While the religious discussions continued, some of the politicians began separate political discussions in order to create a defensive Protestant alliance against possible hostile actions by their Roman Catholic opponents. From the start, the political desire for a defensive alliance had driven demands for a colloquy and religious agreement because Luther insisted that a defensive alliance of Protestants must hold the same religious views. The Lutheran princes of Electoral Saxony and Brandenburg-Ansbach, however, who were opposed to a defensive Protestant alliance with the Lower German and German-speaking Swiss cities, schemed to sabotage the Marburg Colloquy. Elector John sent Eberhard von der Tann to Marburg with instructions to prevent an agreement. Hence, failing to create an all-Protestant alliance, Hesse, Strasbourg, Zurich, and Basel drew up the Marburg Sketch of an Alliance to serve as the basis for one in the future.
Significantly, the religious discussions proved that Lutheran and Reformed theologians could compromise and reach agreement under favorable circumstances. Thus, the colloquy remains a subject of more than historical interest to this day. Land-grave Philipp's contention that the religious dispute was only over words—that the theologians simply misunderstood one another—was accepted by some of the theologians. Hence, it led to broader theological agreements, for example, the Wittenberg Concord of 1536, which included the Upper German towns (considered Zwinglian by the Lutheran party in 1529) in common communion with the Lutheran principalities.

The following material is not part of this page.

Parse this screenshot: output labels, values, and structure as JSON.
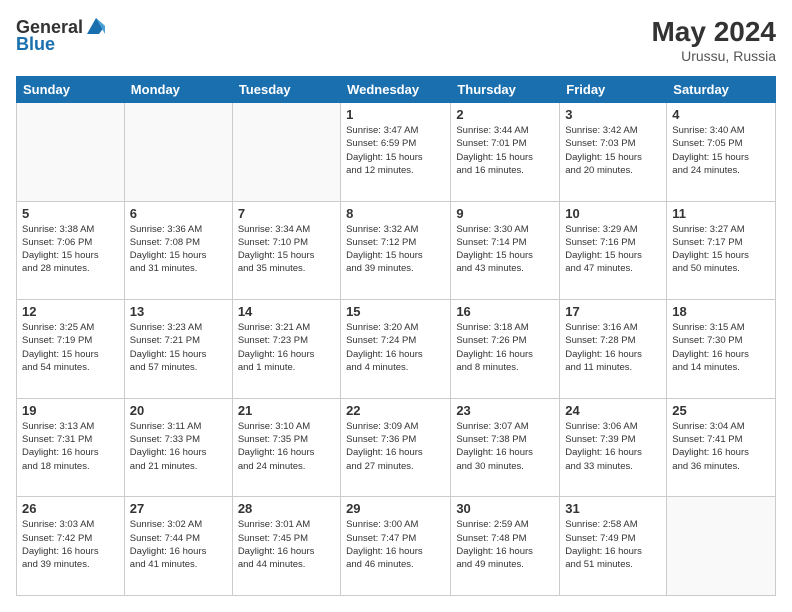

The Marburg Sketch of an Alliance materialized in the Schmalkaldic League (1531), which defended the German Protestant states until Luther's death.
See also Bible: Interpretation ; Catholicism ; Hesse, Land-graviate of ; Luther, Martin ; Lutheranism ; Melanchthon, Philipp ; Nuremberg ; Reformation, Protestant ; Saxony ; Theology ; Zurich ; Zwingli, Huldrych .
Hauswirth, René. Landgraf Philipp von Hessen und Zwingli, 1526–1531, vol. 35 of Schriften zur Kirchen- und Rechtsgeschichte. Tübingen, 1968. This is the best study of the relationship between the Hessian landgrave and the Zurich reformer, revealing that the latter did not dominate the relationship intellectually.
Köhler, Walther. Zwingli und Luther, ihr Streit über das Abendmahl nach seinen politischen und religiösen Beziehungen. 2 vols. Leipzig, 1924–1953. A thorough treatment of the whole dispute between Zwingli and Luther over the nature and use of the Lord's Supper.
Sasse, Hermann. This Is My Body: Luther's Contention for the Real Presence in the Sacrament of the Altar. Minneapolis, 1959. The best study in English concerning the Lutheran position on the Lord's Supper and the Lutheran view of the Protestant controversy over it.
Wright, William J. "Philip of Hesse's Vision of Protestant Unity and the Marburg Colloquy." In Pietas et Societas: New Trends in Reformation Social History: Essays in Memory of Harold J. Grimm, edited by Kyle C. Sessions and Phillip N. Bebb, vol. 6 (pp. 163–179) of Sixteenth-Century Essays and Studies. Kirksville, Mo., 1985. The only treatment of the colloquy in English, but in the context of Philipp of Hesse's policies.
Ziegler, Donald, ed. Great Debates of the Reformation. New York, 1969. This book includes an English translation of the record of the theological disputation.
W. J. Wright